LAS VEGAS (KTNV) — This is the third time this year alone that we've discovered a serious problem with a dog trainer. 13 Investigates continues to examine what is lacking in the animal training industry.
What's lacking is regulation, oversight, and training of the trainers. We found there's no education or training required to become a dog trainer. Trainers can choose to become certified professionals, but very few do.
We trust them with our furry family members, but in Nevada and just about everywhere else, no one is regulating or overseeing dog trainers to ensure they know how to train and treat the dogs in their care.
"We definitely have concerns about the lack of regulation that is in our industry as a whole," says Nick Hof, Chairman of the Association of Professional Dog Trainers (APDT). "A lot of these trainers, who are making the news, are trainers who lack proper training, lack credentials, or proper knowledge of what good, ethical dog training is."
According to APDT, Hillsboro County, Florida, is currently the only place that requires dog trainers to be licensed. Legislation has been attempted in New York and New Jersey but hasn't yet passed.
The city of Las Vegas requires anyone who runs a commercial kennel or dog training facility to get a professional animal handler permit.
That comes with a $50 fee for Animal Control to do a facility inspection and if you pass, you get the permit, which must be renewed with a new inspection once a year. Otherwise, any oversight is purely complaint-driven.
"When trainers are putting forth methods or techniques that are inappropriate--that cause fear, harm or increases in aggression--it does a great disservice to that pet owner, to that dog and to our industry as a whole," says Hof with APDT.
And that lack of regulation can have consequences.
"By the time the veterinarian shaved it down I was... I was mortified," says Annette Mansfield.
In January, we reported on how a family's pricey investment in training for their rescue dog turned into a nightmare when their dog, Oreo, was returned with burns, wounds and scars.
"I've been blaming myself. I been crying a lot," says Annette. "I'm so sorry for what happened to him."

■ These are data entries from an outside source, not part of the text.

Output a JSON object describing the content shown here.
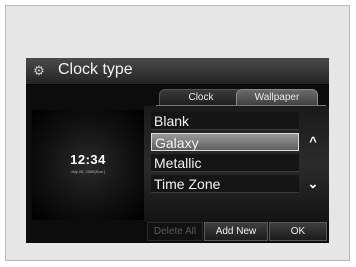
{
  "header": {
    "title": "Clock type",
    "settings_icon": "gear-icon"
  },
  "tabs": [
    {
      "label": "Clock",
      "active": false
    },
    {
      "label": "Wallpaper",
      "active": true
    }
  ],
  "preview": {
    "time": "12:34",
    "date": "July 28, 2008(Sun.)"
  },
  "list": {
    "items": [
      "Blank",
      "Galaxy",
      "Metallic",
      "Time Zone"
    ],
    "selected": "Galaxy"
  },
  "scroll": {
    "up_icon": "chevron-up-icon",
    "down_icon": "chevron-down-icon"
  },
  "buttons": {
    "delete_all": "Delete All",
    "add_new": "Add New",
    "ok": "OK"
  }
}
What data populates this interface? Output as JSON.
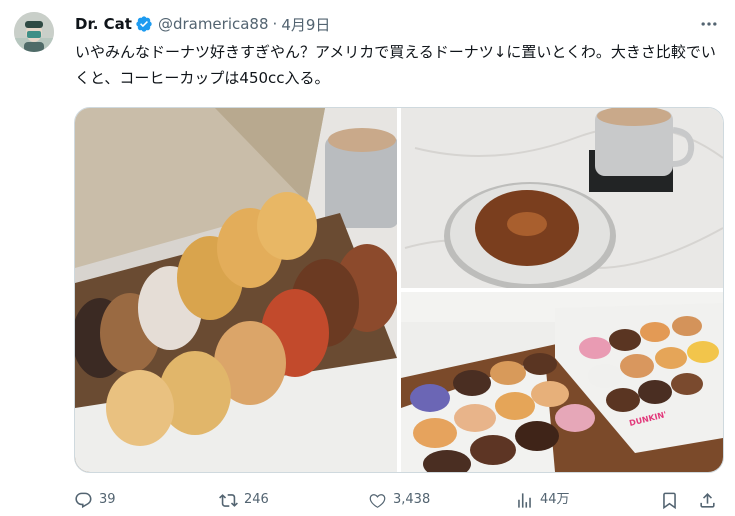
{
  "tweet": {
    "author_name": "Dr. Cat",
    "handle": "@dramerica88",
    "separator": "·",
    "date": "4月9日",
    "text": "いやみんなドーナツ好きすぎやん？アメリカで買えるドーナツ↓に置いとくわ。大きさ比較でいくと、コーヒーカップは450cc入る。"
  },
  "media": {
    "images": [
      {
        "name": "donut-box-photo"
      },
      {
        "name": "donut-plate-coffee-photo"
      },
      {
        "name": "dunkin-boxes-photo",
        "box_brand_text": "DUNKIN'"
      }
    ]
  },
  "actions": {
    "replies": "39",
    "reposts": "246",
    "likes": "3,438",
    "views": "44万"
  },
  "colors": {
    "text_primary": "#0f1419",
    "text_secondary": "#536471",
    "verified_blue": "#1d9bf0",
    "border": "#cfd9de"
  },
  "icons": [
    "more-icon",
    "verified-icon",
    "reply-icon",
    "repost-icon",
    "like-icon",
    "views-icon",
    "bookmark-icon",
    "share-icon"
  ]
}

Local dog trainer Billy Salcido at Sit Means Sit lost his franchise license after our expose of what happened to Oreo during an immersion training program at Salcido's home.
"This cannot happen!" cries Annette. "This cannot happen to another animal."
"I miss my dog every day," says Wendy Span. "My husband misses our dog every day, and I know Kopi does too."
As 13 Investigates reported, the golden retriever Wendy called her first son died last summer while in the care of dog trainer Ricky Allen Davis--who isn't even licensed to do business.
"We were devastated," says Wendy. "I can't even tell you the feelings. I just broke into tears when he called."
A necropsy showed Woody's likely cause of death was heat stroke. Ricky Davis has been charged with felony animal cruelty, and that case is ongoing. So how do you protect yourself when hiring a trainer? Ask questions.
Hof with APDT says, "These should include; 'what qualifications do you have for working with my dog? What training do you have? Do you have any sort of certifications? Have you been attending any continuing education? What are you going to be doing to teach my dog? What are you going to be doing if my dog is getting things wrong?'"
13 Investigates search reveals that within 50 miles of Las Vegas, there are only two certified trainers.
The International Association of Animal Behavior Consultants tells us it "is committed to working together with policymakers to introduce robust legislation that protects clients, dogs, and qualified professionals. See IAABC's recent position statement for more details.